[Excerpts from an interface dataset]
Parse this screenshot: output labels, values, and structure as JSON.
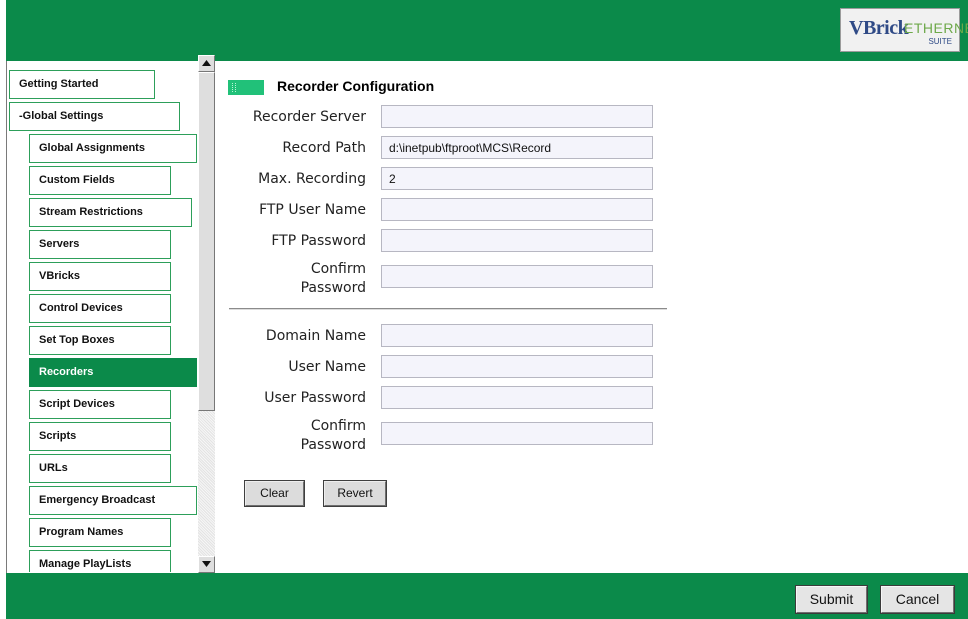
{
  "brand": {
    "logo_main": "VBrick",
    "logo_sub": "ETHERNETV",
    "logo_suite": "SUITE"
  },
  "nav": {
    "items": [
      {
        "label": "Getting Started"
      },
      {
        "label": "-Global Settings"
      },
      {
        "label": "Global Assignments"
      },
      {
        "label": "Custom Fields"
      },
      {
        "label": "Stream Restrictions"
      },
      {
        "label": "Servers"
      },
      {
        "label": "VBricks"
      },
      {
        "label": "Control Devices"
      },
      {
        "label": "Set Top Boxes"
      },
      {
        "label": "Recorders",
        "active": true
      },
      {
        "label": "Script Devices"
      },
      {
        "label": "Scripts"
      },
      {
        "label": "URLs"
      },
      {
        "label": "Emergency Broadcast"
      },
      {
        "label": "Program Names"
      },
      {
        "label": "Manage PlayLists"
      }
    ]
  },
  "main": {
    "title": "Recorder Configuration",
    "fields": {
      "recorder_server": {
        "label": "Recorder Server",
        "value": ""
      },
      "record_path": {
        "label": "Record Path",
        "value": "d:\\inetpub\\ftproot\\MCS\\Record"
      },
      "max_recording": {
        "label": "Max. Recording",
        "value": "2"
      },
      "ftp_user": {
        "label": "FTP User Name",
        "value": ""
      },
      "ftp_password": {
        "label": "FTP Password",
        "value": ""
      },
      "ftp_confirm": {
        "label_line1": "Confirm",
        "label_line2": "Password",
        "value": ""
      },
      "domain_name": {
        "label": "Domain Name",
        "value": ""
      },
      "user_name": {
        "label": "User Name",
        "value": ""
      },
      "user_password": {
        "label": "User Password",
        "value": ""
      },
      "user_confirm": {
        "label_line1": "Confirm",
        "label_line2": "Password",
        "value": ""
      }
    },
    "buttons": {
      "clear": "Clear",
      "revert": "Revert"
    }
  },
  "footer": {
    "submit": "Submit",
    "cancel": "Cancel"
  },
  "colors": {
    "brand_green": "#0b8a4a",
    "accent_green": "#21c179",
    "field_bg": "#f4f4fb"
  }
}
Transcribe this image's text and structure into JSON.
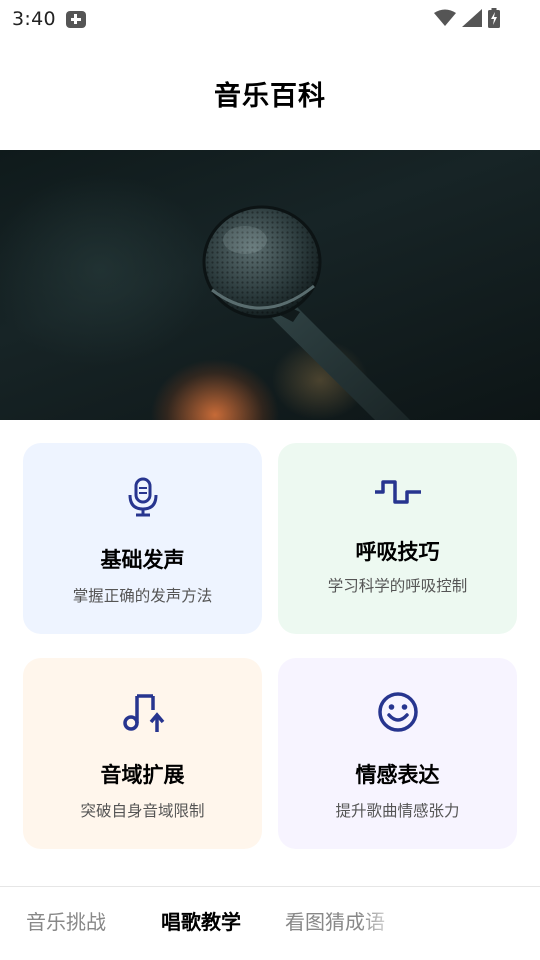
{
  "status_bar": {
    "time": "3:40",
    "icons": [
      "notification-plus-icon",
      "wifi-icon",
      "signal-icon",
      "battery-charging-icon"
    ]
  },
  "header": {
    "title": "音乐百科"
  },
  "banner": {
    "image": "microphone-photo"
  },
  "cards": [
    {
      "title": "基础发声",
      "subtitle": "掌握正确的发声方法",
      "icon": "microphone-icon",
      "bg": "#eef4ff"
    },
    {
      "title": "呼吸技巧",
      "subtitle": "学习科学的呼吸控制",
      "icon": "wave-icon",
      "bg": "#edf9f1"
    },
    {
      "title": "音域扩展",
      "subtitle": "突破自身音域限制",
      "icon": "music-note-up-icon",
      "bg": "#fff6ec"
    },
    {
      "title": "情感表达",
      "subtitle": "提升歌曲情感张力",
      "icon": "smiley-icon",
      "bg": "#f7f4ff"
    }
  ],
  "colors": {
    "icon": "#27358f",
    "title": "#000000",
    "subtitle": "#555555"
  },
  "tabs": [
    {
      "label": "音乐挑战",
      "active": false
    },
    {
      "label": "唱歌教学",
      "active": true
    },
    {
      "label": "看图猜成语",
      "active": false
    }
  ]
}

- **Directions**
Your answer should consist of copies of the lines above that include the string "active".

- **Solved exercise**
        "active": true
      "active": false
      "active": true
      "active": false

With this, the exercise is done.